At the construction site on Corporate Centre Drive just north of Cool Springs Boulevard, workers and those who came to celebrate the opening of Franklin’s new Hilton Hotel craned their necks towards the soft blue sky, clapping as an American flag unfurled from atop the skeletal building.
“In this building, the last structural element is concrete,” said Michael Rankin, president and CEO of the project’s Nashville-based contractor Crain Construction. “It’s kind of challenging to pour concrete and have everyone watch that as the celebratory milestone,” he continued, before inviting guests who had donned hard-hats to watch the flag descend from the top floor.
Construction began on the hotel, a full-service, eight-story Hilton with 244 rooms, in early March, and it is slated to open next summer. Will Schaedle, the vice president of acquisitions and mergers for Chartwell Hospitality, a hotel development and management group based in Franklin, is the developer.
Matt Largen, the president and chief executive officer of Williamson, Inc., spoke to the gathering inside what would become the hotel lobby. He spoke about the hotel’s benefit to local businesses, citing a recent chamber study which found that 75 percent of hotel room nights are driven by the corporate business community in Williamson County.
“We see a lot of companies, because their corporation is based out of here, like Nissan, Community Health System, Trench Supply Company, that fuels demand for hotel rooms,” Largen said, “because they’ll have sales meetings, they’ll have vendor conferences, and they’ll have people travel in to get to their headquarters. I do know there’s a direct tie between the kind of companies here and the demand they have for hotel room nights and meeting space.”
Matt Maxey, the public relations manager of the Williamson County Convention and Visitors Bureau, said tourism numbers continue to increase each year. Last year, the county saw a 9.4 percent increase in visitors at 1.43 million, and a 4 percent increase in economic impact at $427 million. “In comparison to other counties, that’s staggering,” Maxey said.

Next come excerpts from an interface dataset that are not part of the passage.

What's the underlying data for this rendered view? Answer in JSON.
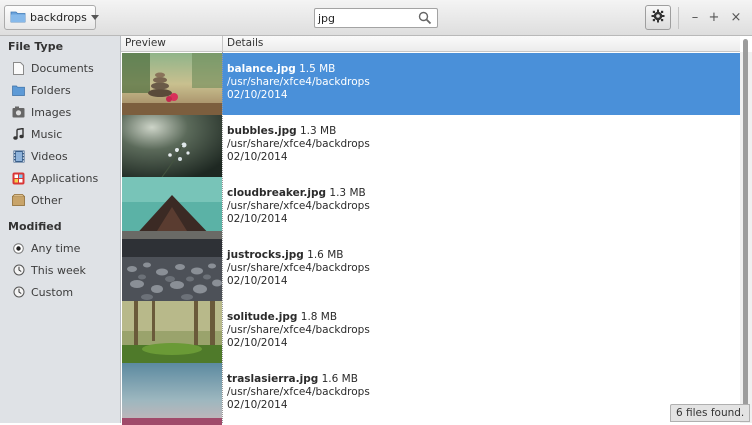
{
  "header": {
    "folder_label": "backdrops",
    "search_value": "jpg"
  },
  "sidebar": {
    "file_type_title": "File Type",
    "file_types": [
      {
        "label": "Documents",
        "icon": "document-icon"
      },
      {
        "label": "Folders",
        "icon": "folder-icon"
      },
      {
        "label": "Images",
        "icon": "image-icon"
      },
      {
        "label": "Music",
        "icon": "music-note-icon"
      },
      {
        "label": "Videos",
        "icon": "film-icon"
      },
      {
        "label": "Applications",
        "icon": "applications-icon"
      },
      {
        "label": "Other",
        "icon": "other-icon"
      }
    ],
    "modified_title": "Modified",
    "modified": [
      {
        "label": "Any time",
        "icon": "radio-selected-icon",
        "selected": true
      },
      {
        "label": "This week",
        "icon": "clock-icon",
        "selected": false
      },
      {
        "label": "Custom",
        "icon": "clock-icon",
        "selected": false
      }
    ]
  },
  "columns": {
    "preview": "Preview",
    "details": "Details"
  },
  "results": [
    {
      "name": "balance.jpg",
      "size": "1.5 MB",
      "path": "/usr/share/xfce4/backdrops",
      "date": "02/10/2014",
      "selected": true
    },
    {
      "name": "bubbles.jpg",
      "size": "1.3 MB",
      "path": "/usr/share/xfce4/backdrops",
      "date": "02/10/2014",
      "selected": false
    },
    {
      "name": "cloudbreaker.jpg",
      "size": "1.3 MB",
      "path": "/usr/share/xfce4/backdrops",
      "date": "02/10/2014",
      "selected": false
    },
    {
      "name": "justrocks.jpg",
      "size": "1.6 MB",
      "path": "/usr/share/xfce4/backdrops",
      "date": "02/10/2014",
      "selected": false
    },
    {
      "name": "solitude.jpg",
      "size": "1.8 MB",
      "path": "/usr/share/xfce4/backdrops",
      "date": "02/10/2014",
      "selected": false
    },
    {
      "name": "traslasierra.jpg",
      "size": "1.6 MB",
      "path": "/usr/share/xfce4/backdrops",
      "date": "02/10/2014",
      "selected": false
    }
  ],
  "status": "6 files found.",
  "colors": {
    "selection": "#4a90d9",
    "sidebar": "#dfe2e6"
  }
}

Though Maxey said the county did not have data on the reason for visits, he agreed with Largen: “Based on our hotel occupancies, during the week, we have a very strong business market.”
Largen said there are currently two full-service hotels in Franklin, the Marriott and the Embassy Suites, both a stone’s throw from the new Hilton.

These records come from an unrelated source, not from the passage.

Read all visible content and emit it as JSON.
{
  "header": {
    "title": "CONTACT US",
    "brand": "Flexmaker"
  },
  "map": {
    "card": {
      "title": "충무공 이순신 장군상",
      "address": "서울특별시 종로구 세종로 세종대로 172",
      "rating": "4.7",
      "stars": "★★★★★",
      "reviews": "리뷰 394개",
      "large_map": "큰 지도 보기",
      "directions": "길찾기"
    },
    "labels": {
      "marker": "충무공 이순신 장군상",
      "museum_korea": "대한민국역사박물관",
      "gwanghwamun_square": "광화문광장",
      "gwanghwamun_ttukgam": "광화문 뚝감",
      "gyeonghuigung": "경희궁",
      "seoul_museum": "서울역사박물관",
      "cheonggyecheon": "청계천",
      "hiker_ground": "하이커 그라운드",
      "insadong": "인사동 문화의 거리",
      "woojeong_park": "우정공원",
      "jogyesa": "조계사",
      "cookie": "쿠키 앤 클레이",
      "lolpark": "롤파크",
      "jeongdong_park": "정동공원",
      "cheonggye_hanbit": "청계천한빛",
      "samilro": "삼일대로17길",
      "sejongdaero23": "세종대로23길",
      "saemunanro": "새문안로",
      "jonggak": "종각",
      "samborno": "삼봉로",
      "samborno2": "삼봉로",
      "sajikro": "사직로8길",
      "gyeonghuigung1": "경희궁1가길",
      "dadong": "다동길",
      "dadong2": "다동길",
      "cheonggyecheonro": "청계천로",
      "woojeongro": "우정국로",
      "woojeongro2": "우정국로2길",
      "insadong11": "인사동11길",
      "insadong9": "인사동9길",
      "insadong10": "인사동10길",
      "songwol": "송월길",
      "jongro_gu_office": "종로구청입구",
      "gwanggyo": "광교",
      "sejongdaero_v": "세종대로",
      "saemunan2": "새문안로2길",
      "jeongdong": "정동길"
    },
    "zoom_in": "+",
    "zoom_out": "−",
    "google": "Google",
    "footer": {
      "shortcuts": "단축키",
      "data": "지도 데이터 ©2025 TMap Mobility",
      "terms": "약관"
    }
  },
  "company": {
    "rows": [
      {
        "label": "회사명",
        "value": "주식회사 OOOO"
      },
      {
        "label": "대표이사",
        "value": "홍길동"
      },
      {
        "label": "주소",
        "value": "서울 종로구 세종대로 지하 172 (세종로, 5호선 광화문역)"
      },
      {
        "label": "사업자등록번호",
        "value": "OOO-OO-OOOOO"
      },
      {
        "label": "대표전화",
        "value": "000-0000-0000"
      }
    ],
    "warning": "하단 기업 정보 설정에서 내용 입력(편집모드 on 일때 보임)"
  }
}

As the city expands, Largen said one thing is sure: “You will see more hotels in the future in Williamson County.”